…. In case you don’t understand – the Congressional Budget Office has scored the president’s jobs proposal as deficit-reducing beginning in 2013. This is accomplished by accounting for the closure of tax-loopholes and the revenue that will be generated by a wave of new jobs. This mean’s the “Super Committee” can include the president’s jobs proposal in their mandated mission to find over a trillion in savings over the next 10 years.
This is why the Republicans are now downplaying their expectations of the Super Committee and suggesting the committee should go small. Not big.
They’re playing catch-up to President Obama, and opposing a jobs bill and more deficit reduction at the same time may be beyond the vast, obstructionist powers of the Republicans. Their only remaining option may be to stall and do nothing…..
Washington Post: …. Rick Perry, whose bid for the White House depends heavily on support from religious conservatives, finds himself confronting an issue that is a flash point for that part of his base: his attempt to order schoolgirls to take a vaccine that would protect them against a sexually transmitted virus.
The uproar over the Gardasil vaccine – manufactured by Merck, a major Perry campaign donor – knocked the candidate off-stride during a Republican debate Monday night ….
Perry bristled at accusations from Michele Bachmann that he had pushed the vaccine in 2007 at the bidding of Merck, a Perry donor that also employed a former aide to the governor as a lobbyist.
“It was a $5,000 contribution that I had received from them,” Perry said. “I raise about $30 million.
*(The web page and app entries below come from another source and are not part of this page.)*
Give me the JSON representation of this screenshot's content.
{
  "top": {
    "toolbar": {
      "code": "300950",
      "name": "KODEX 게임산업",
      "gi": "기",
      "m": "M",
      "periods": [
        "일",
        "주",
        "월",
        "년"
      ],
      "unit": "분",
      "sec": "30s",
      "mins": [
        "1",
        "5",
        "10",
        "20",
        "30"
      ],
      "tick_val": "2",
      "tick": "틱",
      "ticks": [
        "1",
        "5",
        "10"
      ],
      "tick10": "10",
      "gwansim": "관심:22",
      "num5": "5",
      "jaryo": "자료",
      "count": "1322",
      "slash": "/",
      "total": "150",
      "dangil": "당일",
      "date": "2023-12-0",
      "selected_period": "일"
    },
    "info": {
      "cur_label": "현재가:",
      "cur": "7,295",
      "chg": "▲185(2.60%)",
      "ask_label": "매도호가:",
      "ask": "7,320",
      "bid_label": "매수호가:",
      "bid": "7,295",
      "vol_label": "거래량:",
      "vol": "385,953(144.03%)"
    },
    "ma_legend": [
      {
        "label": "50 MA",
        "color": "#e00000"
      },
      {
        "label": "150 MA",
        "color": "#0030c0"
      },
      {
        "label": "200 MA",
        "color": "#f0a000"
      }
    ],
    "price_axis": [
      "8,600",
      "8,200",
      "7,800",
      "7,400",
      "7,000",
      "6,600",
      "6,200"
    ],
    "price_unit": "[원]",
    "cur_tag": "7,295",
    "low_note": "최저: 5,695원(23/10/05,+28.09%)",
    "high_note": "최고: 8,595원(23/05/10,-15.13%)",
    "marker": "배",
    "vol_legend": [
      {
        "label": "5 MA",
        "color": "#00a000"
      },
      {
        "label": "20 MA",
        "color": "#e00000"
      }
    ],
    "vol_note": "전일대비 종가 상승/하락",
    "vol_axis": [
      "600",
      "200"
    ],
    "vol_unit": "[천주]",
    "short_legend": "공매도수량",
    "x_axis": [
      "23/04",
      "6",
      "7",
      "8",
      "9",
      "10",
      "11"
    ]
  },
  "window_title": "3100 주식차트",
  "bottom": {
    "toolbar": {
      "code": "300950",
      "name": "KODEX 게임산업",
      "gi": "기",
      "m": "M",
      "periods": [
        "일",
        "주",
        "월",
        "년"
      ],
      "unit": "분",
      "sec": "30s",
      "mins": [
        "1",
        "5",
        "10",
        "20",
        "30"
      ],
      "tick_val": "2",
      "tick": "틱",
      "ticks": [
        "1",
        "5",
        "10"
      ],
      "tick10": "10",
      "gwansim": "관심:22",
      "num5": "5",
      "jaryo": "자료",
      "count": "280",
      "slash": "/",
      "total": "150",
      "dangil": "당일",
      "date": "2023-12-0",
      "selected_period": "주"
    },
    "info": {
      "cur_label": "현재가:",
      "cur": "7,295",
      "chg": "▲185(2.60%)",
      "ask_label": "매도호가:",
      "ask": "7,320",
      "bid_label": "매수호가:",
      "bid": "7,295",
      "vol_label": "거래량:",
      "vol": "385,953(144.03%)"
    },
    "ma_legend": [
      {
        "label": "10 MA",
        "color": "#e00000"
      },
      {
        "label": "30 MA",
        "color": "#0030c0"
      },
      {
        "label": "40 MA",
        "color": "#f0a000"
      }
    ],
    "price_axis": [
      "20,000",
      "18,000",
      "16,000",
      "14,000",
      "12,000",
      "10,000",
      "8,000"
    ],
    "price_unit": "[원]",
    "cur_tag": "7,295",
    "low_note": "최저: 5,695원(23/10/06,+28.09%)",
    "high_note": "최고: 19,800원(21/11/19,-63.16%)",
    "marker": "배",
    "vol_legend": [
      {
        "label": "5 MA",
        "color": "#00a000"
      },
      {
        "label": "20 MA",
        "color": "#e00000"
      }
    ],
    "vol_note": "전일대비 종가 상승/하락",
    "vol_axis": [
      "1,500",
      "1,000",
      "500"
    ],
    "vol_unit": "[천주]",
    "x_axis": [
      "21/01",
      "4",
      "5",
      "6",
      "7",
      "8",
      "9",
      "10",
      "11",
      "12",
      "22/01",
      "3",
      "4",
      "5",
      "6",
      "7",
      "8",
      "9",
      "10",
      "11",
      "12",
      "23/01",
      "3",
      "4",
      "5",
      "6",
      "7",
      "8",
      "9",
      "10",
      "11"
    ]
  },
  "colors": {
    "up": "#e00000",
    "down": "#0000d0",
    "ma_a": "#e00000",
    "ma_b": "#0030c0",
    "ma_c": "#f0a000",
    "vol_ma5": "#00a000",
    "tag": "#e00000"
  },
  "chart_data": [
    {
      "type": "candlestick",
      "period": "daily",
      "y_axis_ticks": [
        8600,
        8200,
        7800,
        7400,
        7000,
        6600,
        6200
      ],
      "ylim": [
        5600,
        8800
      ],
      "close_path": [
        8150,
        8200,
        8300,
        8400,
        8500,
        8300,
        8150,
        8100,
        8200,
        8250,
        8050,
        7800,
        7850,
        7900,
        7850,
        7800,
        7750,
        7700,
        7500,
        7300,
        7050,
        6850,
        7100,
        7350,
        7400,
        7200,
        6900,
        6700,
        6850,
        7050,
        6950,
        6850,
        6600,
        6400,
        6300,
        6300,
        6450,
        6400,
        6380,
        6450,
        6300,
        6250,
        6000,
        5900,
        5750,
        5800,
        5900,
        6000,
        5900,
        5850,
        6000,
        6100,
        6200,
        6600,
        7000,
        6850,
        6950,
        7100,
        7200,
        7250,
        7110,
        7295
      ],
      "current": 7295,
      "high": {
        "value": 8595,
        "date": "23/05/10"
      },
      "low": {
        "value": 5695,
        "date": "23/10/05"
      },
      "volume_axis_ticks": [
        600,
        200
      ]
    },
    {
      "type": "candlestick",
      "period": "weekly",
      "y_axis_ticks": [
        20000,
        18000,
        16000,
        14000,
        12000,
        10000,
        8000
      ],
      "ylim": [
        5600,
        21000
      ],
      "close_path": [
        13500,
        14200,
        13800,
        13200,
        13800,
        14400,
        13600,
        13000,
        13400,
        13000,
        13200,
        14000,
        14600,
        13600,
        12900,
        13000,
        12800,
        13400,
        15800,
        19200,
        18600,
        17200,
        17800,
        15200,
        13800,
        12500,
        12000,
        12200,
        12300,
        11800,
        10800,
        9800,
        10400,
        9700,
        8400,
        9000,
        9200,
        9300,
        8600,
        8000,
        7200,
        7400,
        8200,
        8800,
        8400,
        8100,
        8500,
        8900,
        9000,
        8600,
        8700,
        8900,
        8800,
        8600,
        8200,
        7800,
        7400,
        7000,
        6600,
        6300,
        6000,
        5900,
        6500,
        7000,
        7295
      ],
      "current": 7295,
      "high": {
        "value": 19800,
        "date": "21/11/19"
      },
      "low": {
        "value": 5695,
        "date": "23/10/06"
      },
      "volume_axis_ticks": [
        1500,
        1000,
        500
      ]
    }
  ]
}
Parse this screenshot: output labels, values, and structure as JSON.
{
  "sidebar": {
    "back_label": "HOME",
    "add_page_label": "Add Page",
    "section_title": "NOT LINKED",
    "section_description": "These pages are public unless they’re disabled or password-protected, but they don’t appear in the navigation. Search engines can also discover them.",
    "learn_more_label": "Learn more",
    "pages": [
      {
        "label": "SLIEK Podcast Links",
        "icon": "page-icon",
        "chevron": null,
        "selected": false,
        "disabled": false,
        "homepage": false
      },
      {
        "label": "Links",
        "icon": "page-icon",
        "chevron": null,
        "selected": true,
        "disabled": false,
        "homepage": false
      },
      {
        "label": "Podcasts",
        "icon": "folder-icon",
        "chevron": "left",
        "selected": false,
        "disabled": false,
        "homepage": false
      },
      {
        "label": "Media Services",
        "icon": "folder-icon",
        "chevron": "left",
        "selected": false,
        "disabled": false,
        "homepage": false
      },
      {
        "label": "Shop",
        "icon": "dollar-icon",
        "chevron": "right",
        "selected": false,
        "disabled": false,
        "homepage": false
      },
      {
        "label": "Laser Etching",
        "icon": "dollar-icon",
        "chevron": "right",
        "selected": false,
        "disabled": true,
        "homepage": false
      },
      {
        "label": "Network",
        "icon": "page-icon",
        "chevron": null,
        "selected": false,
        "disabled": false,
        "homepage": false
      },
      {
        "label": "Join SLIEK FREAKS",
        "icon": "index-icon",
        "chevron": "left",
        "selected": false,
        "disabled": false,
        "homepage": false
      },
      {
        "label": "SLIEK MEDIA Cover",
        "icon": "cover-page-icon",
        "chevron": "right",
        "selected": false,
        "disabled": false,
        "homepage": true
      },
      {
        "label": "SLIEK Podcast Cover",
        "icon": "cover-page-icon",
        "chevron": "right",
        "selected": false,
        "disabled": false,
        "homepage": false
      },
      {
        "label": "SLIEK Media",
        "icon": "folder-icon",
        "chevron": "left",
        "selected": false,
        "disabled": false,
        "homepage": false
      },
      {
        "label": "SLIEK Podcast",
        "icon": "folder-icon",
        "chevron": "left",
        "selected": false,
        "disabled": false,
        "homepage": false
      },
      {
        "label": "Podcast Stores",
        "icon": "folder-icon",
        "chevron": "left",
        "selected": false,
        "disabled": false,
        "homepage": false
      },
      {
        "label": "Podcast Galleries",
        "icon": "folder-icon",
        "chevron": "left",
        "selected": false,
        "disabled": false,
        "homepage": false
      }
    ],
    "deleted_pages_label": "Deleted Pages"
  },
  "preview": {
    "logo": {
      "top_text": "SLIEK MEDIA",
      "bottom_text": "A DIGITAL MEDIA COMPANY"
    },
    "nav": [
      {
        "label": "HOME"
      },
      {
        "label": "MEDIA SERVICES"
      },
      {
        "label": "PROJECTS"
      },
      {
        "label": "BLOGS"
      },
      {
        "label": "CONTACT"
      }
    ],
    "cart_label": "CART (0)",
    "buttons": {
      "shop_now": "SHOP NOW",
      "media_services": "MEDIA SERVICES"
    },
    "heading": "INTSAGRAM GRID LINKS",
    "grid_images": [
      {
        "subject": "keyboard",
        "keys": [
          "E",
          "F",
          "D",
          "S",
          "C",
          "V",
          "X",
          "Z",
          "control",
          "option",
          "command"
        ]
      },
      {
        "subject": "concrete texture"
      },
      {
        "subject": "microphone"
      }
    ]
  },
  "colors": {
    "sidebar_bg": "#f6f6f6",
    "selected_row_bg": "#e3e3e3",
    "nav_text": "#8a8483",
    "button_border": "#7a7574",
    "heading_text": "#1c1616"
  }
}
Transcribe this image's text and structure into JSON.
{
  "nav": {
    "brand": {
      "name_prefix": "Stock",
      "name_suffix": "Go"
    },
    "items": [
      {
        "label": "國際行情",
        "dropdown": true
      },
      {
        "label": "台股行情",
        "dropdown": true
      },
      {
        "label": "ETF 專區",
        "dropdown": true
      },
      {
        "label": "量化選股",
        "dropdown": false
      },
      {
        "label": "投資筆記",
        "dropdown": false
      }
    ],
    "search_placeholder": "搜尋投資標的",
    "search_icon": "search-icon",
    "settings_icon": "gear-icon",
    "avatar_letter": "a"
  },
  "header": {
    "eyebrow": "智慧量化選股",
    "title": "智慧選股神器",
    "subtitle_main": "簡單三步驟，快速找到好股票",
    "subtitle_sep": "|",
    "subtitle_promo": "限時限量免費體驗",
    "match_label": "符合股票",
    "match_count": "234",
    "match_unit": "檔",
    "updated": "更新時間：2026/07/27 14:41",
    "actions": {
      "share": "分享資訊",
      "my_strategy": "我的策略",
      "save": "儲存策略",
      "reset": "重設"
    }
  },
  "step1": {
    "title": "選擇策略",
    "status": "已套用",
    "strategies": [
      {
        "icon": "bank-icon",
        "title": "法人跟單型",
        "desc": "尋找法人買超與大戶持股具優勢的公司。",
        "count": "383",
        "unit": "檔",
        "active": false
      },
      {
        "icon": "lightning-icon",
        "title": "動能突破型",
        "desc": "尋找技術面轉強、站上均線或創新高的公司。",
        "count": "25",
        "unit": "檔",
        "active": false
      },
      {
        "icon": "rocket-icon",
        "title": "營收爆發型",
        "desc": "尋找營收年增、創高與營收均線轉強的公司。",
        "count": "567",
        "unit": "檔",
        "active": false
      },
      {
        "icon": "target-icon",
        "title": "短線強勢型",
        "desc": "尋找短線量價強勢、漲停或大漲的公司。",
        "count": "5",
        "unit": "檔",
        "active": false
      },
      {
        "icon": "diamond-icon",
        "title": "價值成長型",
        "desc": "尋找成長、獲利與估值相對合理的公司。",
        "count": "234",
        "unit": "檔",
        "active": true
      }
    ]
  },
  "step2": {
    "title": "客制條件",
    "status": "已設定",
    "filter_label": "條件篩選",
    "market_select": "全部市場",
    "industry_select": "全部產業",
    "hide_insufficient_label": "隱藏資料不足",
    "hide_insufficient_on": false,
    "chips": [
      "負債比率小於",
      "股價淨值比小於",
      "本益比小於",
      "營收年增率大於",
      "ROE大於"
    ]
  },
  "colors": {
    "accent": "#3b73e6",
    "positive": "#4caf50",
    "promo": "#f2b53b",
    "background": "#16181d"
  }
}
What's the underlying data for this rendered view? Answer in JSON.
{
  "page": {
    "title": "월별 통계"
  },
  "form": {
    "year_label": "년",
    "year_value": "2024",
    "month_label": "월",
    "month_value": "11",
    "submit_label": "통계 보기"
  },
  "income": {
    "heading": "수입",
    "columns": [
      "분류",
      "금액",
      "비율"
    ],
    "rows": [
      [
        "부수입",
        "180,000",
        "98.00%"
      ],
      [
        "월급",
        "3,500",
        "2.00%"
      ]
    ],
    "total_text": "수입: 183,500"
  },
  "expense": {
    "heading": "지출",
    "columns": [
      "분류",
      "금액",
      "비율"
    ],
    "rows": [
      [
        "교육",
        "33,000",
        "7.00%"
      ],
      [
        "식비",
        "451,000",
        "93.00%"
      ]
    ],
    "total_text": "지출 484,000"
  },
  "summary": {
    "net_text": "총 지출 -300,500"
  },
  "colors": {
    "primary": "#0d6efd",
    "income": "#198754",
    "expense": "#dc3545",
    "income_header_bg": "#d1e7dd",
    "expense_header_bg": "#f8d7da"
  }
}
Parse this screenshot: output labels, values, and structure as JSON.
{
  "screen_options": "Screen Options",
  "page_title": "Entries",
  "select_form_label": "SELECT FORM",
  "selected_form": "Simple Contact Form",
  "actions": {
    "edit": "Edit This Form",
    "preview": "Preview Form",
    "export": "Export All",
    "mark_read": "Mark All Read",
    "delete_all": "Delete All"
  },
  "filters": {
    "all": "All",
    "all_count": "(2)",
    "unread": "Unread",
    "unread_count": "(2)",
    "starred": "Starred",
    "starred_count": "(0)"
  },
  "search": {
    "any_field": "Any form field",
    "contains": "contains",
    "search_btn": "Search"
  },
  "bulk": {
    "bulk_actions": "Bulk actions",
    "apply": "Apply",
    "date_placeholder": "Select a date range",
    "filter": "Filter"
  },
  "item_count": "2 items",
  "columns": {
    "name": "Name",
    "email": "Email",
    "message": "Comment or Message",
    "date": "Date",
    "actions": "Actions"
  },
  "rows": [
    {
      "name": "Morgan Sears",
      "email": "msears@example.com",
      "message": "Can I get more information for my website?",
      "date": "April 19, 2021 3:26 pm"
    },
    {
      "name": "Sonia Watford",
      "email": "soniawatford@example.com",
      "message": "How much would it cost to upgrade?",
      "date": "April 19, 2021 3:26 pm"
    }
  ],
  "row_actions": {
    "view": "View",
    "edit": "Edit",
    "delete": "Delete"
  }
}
And if you’re saying that I can be bought for $5,000, I’m offended.”
But campaign disclosure records portray a much deeper financial connection with Merck than Perry’s remarks suggest.
His gubernatorial campaigns, for example, have received nearly $30,000 from the drugmaker since 2000, most of that before he issued his vaccine mandate, which was overturned by the Texas legislature.
Merck and its subsidiaries have also given more than $380,000 to the Republican Governors Association (RGA) since 2006, the year that Perry began to play a prominent role in the Washington-based group…
Perry served as chairman of the RGA in 2008 and again this year, until he decided to run for president. The group also ranks among the governor’s biggest donors, giving his campaign at least $4 million over the past five years….
…. One of Perry’s closest confidantes, his former chief of staff Mike Toomey, was then working as an Austin-based lobbyist for Merck, which was in the midst of a multimillion-dollar campaign to persuade states to make the vaccine mandatory.
Toomey, who has declined requests for comment, has since helped found Make Us Great Again, a pro-Perry super PAC that can accept unlimited donations from corporations and wealthy donors. The group plans to raise as much as $55 million to help Perry compete for the GOP nomination, according to media reports.